Monday, 14 November 2011

Nightmare City (film review)

A lot of us would have seen Planet Terror? Robert Rodriguez and Quentin Tarantino all got their inspiration to make that from a picture by Umberto Lenzi called Incubo Sulla Cittá Contaminata or just commonly Nightmare City.
Now it’s not the first time I have seen it either, I don’t remember likening it some years ago on a Piss-Poor Japanese bootleg I had with terrible picture quality that lost the experience from me. Now I viewed it again I must say it feels like a different feel come around the second time, But of course it has flaws and issues and some stuff I didn’t much care for.

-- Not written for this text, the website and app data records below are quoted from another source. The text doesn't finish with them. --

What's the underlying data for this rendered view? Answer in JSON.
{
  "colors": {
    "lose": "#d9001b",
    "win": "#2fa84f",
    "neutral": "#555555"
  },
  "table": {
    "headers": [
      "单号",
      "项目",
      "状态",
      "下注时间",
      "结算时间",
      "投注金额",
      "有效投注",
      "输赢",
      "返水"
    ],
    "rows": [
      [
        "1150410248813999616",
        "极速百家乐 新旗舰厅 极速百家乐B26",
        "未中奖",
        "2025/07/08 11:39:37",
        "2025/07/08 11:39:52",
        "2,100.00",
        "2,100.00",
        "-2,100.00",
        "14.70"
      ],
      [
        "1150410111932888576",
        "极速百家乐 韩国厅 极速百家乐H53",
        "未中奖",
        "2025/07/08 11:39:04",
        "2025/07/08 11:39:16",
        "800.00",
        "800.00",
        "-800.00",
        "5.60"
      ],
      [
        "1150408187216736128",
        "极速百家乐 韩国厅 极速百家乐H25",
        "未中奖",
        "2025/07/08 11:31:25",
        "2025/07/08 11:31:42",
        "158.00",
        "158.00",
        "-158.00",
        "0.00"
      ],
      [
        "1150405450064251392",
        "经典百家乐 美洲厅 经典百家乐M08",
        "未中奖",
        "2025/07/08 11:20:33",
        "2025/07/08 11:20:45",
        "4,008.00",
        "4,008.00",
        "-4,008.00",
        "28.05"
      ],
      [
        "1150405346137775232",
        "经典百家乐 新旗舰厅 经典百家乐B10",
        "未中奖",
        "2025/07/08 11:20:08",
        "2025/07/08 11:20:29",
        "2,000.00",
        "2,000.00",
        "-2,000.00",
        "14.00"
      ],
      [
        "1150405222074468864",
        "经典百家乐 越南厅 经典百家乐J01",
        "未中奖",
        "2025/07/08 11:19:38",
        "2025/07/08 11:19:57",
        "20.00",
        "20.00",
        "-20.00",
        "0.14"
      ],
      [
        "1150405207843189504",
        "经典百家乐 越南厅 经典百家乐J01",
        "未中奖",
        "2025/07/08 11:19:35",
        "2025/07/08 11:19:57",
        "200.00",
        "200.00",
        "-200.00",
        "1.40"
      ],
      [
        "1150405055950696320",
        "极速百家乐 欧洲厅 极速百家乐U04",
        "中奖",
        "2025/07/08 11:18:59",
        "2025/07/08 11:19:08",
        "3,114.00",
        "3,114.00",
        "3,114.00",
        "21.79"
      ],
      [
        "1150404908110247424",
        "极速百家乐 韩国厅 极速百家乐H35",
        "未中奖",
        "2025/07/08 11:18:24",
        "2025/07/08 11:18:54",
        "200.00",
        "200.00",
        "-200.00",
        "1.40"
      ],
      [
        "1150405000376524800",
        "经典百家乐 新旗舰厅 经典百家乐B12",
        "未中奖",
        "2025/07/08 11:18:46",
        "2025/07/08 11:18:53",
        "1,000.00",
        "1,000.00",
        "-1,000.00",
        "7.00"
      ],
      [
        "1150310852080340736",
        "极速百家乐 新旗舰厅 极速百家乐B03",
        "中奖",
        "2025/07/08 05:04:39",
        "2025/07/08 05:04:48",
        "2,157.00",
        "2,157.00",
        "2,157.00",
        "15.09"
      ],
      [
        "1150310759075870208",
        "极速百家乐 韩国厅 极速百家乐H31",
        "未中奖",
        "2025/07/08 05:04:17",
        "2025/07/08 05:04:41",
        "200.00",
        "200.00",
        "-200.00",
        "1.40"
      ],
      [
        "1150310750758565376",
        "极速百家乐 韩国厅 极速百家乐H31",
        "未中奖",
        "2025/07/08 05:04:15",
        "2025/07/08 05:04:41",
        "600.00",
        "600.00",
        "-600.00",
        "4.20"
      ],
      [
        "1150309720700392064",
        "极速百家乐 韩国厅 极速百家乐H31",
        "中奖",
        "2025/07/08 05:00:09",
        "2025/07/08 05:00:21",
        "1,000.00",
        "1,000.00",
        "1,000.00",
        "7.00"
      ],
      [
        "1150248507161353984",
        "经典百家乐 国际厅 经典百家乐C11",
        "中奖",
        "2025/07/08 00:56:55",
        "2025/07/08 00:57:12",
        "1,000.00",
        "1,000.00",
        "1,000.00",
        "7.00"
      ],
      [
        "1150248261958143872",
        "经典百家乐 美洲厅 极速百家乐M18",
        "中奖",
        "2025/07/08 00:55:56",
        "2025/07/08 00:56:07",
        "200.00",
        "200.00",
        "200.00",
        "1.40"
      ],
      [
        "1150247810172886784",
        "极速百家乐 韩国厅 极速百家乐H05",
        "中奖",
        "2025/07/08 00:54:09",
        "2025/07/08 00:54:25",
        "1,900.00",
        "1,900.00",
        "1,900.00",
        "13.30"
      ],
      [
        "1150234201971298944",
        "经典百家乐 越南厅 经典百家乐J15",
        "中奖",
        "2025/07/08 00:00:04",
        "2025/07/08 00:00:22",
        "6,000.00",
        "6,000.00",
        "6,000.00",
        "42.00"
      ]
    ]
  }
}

The reporter Dean Miller is assigned with his cameraman to interview a scientist that is arriving in the local airport. While waiting for the arrival, an unidentified Hercules makes an emergency landing and is surrounded by a military force. When the doors open, a legion of blood thirsty creatures commanded by the scientist attack the soldiers, killing them with hatchets and drinking their blood. Dean tries to warn the population about the happening but is censored by General Murchison. Dean unsuccessfully calls his wife Dr. Anna Miller and heads to the hospital where she works, trying to escape from the city crowded of the increasing walking dead creatures.

The story feels like an escape film with many of the elements to keep you interested, Though the Sub-plot with actor Mel Ferrer as the general tends to have no effects on the film what so ever. Only near the end does it really do something? Has a Nice Twist that surpising but I wasn’t in favour of, But after watching I do see where Planet Terror gets it story from.

The acting is great we have Mel Ferrer a popular 60s and 70s TV actor who puts on a great performance with Lenzi directing. Lead Mexican actor Hugo Stiglitz is pretty good along with the rest of the cast. The dubbing is average but I couldn’t get an original Italian language soundtrack on my DVD.
The Directing is decent for its Low Budget, Umberto Lenzi is an Italian directing Icon when it comes to Crime films, and his import is trying. Good enough though… The Special Effects are fantastic for its time and budget most memorable are the Atomic Zombies or Mutants or Monster whatever you are die hard on calling them.

The Attack on the Hospital is definitely something to remember along with the Stella soundtrack composed by Stelvio Cipriani.
Here are some facts I Found

According to director Umberto Lenzi, both Franco Nero and Fabio Testi were considered for the lead in the film, but the producer insisted on a Mexican leading man to appeal to Mexican audiences. Hence, the role went to Hugo Stiglitz.
The 1986 UK Stablecane video version was cut by 3 minutes 5 secs by the BBFC to heavily edit shots of exploding heads, neck bitings, a woman's eye and breast being stabbed with a spike, an arm removal, the elevator attack, shots of bloody wounds, and a woman's breast being sliced off with a knife. All the cuts were fully waived for the 2003 Anchor Bay DVD release.

The 1999 German Laser Pacific Red Edition DVD release, Grossgrangriff Der Zombies, uses a Japanese print of the movie. Japanese text appears sometimes at the bottom of the screen when a major character is introduced. A fairly common inclusion for their imported movies, this text usually provides the name of and sometimes a brief description of the character.

Overall to me it can be forgettable but there are moments in the film to remember (zombies no doubt). Overall it’s worth a watch and my final verdict is recommended.

Jesse’s Nightmare City score 75-100%
Quentin talks Nightmare City and Umberto Lenzi


  1. Excellent review Jesse!

    Btw, have you ever considered becoming a member of LAMB? If you haven't, you should!

  2. Nice job. This film has had me curious for a while now...